Work to complete:
Restate the whole listing exactly, leaving nothing out.
---------------
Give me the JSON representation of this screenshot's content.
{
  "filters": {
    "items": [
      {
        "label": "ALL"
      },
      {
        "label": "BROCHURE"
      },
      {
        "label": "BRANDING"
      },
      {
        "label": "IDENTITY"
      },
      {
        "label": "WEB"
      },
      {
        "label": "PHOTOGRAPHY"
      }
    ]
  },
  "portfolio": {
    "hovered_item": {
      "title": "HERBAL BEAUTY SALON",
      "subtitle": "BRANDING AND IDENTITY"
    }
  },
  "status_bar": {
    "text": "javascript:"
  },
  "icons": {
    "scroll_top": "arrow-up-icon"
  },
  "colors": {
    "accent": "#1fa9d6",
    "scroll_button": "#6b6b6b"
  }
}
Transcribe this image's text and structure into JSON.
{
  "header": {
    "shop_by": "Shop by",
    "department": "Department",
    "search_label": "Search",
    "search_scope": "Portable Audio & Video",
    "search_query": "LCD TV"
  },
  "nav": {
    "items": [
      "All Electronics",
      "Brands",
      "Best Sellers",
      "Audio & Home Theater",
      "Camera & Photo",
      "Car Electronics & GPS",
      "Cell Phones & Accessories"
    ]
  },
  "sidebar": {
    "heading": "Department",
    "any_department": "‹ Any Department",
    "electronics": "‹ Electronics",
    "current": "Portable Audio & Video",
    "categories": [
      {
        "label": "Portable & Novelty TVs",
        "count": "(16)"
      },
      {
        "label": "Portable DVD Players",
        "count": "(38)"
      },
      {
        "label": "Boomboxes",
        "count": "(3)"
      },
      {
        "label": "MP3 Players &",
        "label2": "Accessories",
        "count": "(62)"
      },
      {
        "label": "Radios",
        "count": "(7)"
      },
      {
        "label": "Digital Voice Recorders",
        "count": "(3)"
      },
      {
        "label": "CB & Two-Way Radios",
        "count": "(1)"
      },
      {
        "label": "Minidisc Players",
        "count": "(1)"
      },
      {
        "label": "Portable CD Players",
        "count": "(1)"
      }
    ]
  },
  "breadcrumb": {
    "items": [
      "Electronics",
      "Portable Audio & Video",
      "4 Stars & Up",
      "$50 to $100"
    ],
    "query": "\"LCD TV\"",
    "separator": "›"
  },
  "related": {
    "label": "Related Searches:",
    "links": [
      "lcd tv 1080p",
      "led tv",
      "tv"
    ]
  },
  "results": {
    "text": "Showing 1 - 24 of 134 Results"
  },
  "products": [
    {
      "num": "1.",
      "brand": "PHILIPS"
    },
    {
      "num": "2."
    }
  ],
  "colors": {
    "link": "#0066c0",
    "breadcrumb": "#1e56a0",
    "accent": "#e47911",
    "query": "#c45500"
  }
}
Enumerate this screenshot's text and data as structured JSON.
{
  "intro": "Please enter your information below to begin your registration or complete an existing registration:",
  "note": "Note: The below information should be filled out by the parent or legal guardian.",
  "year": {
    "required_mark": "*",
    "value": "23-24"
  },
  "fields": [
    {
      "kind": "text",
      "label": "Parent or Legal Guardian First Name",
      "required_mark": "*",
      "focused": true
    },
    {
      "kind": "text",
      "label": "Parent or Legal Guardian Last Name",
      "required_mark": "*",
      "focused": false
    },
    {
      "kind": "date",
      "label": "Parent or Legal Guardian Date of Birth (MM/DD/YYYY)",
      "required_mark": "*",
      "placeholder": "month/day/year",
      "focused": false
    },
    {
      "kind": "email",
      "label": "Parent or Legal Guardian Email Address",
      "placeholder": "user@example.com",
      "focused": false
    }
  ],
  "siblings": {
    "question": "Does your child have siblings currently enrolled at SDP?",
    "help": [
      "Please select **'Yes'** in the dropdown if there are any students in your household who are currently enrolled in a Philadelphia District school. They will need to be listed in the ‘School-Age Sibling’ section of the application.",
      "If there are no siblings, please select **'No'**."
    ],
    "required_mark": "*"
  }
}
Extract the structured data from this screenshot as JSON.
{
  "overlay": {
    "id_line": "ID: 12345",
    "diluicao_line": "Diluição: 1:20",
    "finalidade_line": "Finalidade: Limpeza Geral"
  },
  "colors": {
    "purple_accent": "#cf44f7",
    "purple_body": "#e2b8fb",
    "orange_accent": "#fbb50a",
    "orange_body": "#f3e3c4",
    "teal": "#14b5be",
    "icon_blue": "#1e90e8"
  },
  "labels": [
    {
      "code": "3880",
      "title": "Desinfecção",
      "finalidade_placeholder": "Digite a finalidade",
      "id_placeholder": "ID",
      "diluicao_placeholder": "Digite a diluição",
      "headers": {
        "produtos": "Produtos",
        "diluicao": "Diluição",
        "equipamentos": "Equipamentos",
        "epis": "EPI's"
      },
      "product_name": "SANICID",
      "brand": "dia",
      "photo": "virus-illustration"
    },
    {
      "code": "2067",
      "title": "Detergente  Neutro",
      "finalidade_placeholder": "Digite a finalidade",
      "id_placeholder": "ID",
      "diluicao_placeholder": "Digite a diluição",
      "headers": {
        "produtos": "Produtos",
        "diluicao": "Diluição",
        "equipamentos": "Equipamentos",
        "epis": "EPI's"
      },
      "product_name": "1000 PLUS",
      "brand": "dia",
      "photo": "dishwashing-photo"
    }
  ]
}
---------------
Output of the task:
Give me the JSON representation of this screenshot's content.
{
  "filters": {
    "items": [
      {
        "label": "ALL"
      },
      {
        "label": "BROCHURE"
      },
      {
        "label": "BRANDING"
      },
      {
        "label": "IDENTITY"
      },
      {
        "label": "WEB"
      },
      {
        "label": "PHOTOGRAPHY"
      }
    ]
  },
  "portfolio": {
    "hovered_item": {
      "title": "HERBAL BEAUTY SALON",
      "subtitle": "BRANDING AND IDENTITY"
    }
  },
  "status_bar": {
    "text": "javascript:"
  },
  "icons": {
    "scroll_top": "arrow-up-icon"
  },
  "colors": {
    "accent": "#1fa9d6",
    "scroll_button": "#6b6b6b"
  }
}
Transcribe this image's text and structure into JSON.
{
  "header": {
    "shop_by": "Shop by",
    "department": "Department",
    "search_label": "Search",
    "search_scope": "Portable Audio & Video",
    "search_query": "LCD TV"
  },
  "nav": {
    "items": [
      "All Electronics",
      "Brands",
      "Best Sellers",
      "Audio & Home Theater",
      "Camera & Photo",
      "Car Electronics & GPS",
      "Cell Phones & Accessories"
    ]
  },
  "sidebar": {
    "heading": "Department",
    "any_department": "‹ Any Department",
    "electronics": "‹ Electronics",
    "current": "Portable Audio & Video",
    "categories": [
      {
        "label": "Portable & Novelty TVs",
        "count": "(16)"
      },
      {
        "label": "Portable DVD Players",
        "count": "(38)"
      },
      {
        "label": "Boomboxes",
        "count": "(3)"
      },
      {
        "label": "MP3 Players &",
        "label2": "Accessories",
        "count": "(62)"
      },
      {
        "label": "Radios",
        "count": "(7)"
      },
      {
        "label": "Digital Voice Recorders",
        "count": "(3)"
      },
      {
        "label": "CB & Two-Way Radios",
        "count": "(1)"
      },
      {
        "label": "Minidisc Players",
        "count": "(1)"
      },
      {
        "label": "Portable CD Players",
        "count": "(1)"
      }
    ]
  },
  "breadcrumb": {
    "items": [
      "Electronics",
      "Portable Audio & Video",
      "4 Stars & Up",
      "$50 to $100"
    ],
    "query": "\"LCD TV\"",
    "separator": "›"
  },
  "related": {
    "label": "Related Searches:",
    "links": [
      "lcd tv 1080p",
      "led tv",
      "tv"
    ]
  },
  "results": {
    "text": "Showing 1 - 24 of 134 Results"
  },
  "products": [
    {
      "num": "1.",
      "brand": "PHILIPS"
    },
    {
      "num": "2."
    }
  ],
  "colors": {
    "link": "#0066c0",
    "breadcrumb": "#1e56a0",
    "accent": "#e47911",
    "query": "#c45500"
  }
}
Enumerate this screenshot's text and data as structured JSON.
{
  "intro": "Please enter your information below to begin your registration or complete an existing registration:",
  "note": "Note: The below information should be filled out by the parent or legal guardian.",
  "year": {
    "required_mark": "*",
    "value": "23-24"
  },
  "fields": [
    {
      "kind": "text",
      "label": "Parent or Legal Guardian First Name",
      "required_mark": "*",
      "focused": true
    },
    {
      "kind": "text",
      "label": "Parent or Legal Guardian Last Name",
      "required_mark": "*",
      "focused": false
    },
    {
      "kind": "date",
      "label": "Parent or Legal Guardian Date of Birth (MM/DD/YYYY)",
      "required_mark": "*",
      "placeholder": "month/day/year",
      "focused": false
    },
    {
      "kind": "email",
      "label": "Parent or Legal Guardian Email Address",
      "placeholder": "user@example.com",
      "focused": false
    }
  ],
  "siblings": {
    "question": "Does your child have siblings currently enrolled at SDP?",
    "help": [
      "Please select **'Yes'** in the dropdown if there are any students in your household who are currently enrolled in a Philadelphia District school. They will need to be listed in the ‘School-Age Sibling’ section of the application.",
      "If there are no siblings, please select **'No'**."
    ],
    "required_mark": "*"
  }
}
Extract the structured data from this screenshot as JSON.
{
  "overlay": {
    "id_line": "ID: 12345",
    "diluicao_line": "Diluição: 1:20",
    "finalidade_line": "Finalidade: Limpeza Geral"
  },
  "colors": {
    "purple_accent": "#cf44f7",
    "purple_body": "#e2b8fb",
    "orange_accent": "#fbb50a",
    "orange_body": "#f3e3c4",
    "teal": "#14b5be",
    "icon_blue": "#1e90e8"
  },
  "labels": [
    {
      "code": "3880",
      "title": "Desinfecção",
      "finalidade_placeholder": "Digite a finalidade",
      "id_placeholder": "ID",
      "diluicao_placeholder": "Digite a diluição",
      "headers": {
        "produtos": "Produtos",
        "diluicao": "Diluição",
        "equipamentos": "Equipamentos",
        "epis": "EPI's"
      },
      "product_name": "SANICID",
      "brand": "dia",
      "photo": "virus-illustration"
    },
    {
      "code": "2067",
      "title": "Detergente  Neutro",
      "finalidade_placeholder": "Digite a finalidade",
      "id_placeholder": "ID",
      "diluicao_placeholder": "Digite a diluição",
      "headers": {
        "produtos": "Produtos",
        "diluicao": "Diluição",
        "equipamentos": "Equipamentos",
        "epis": "EPI's"
      },
      "product_name": "1000 PLUS",
      "brand": "dia",
      "photo": "dishwashing-photo"
    }
  ]
}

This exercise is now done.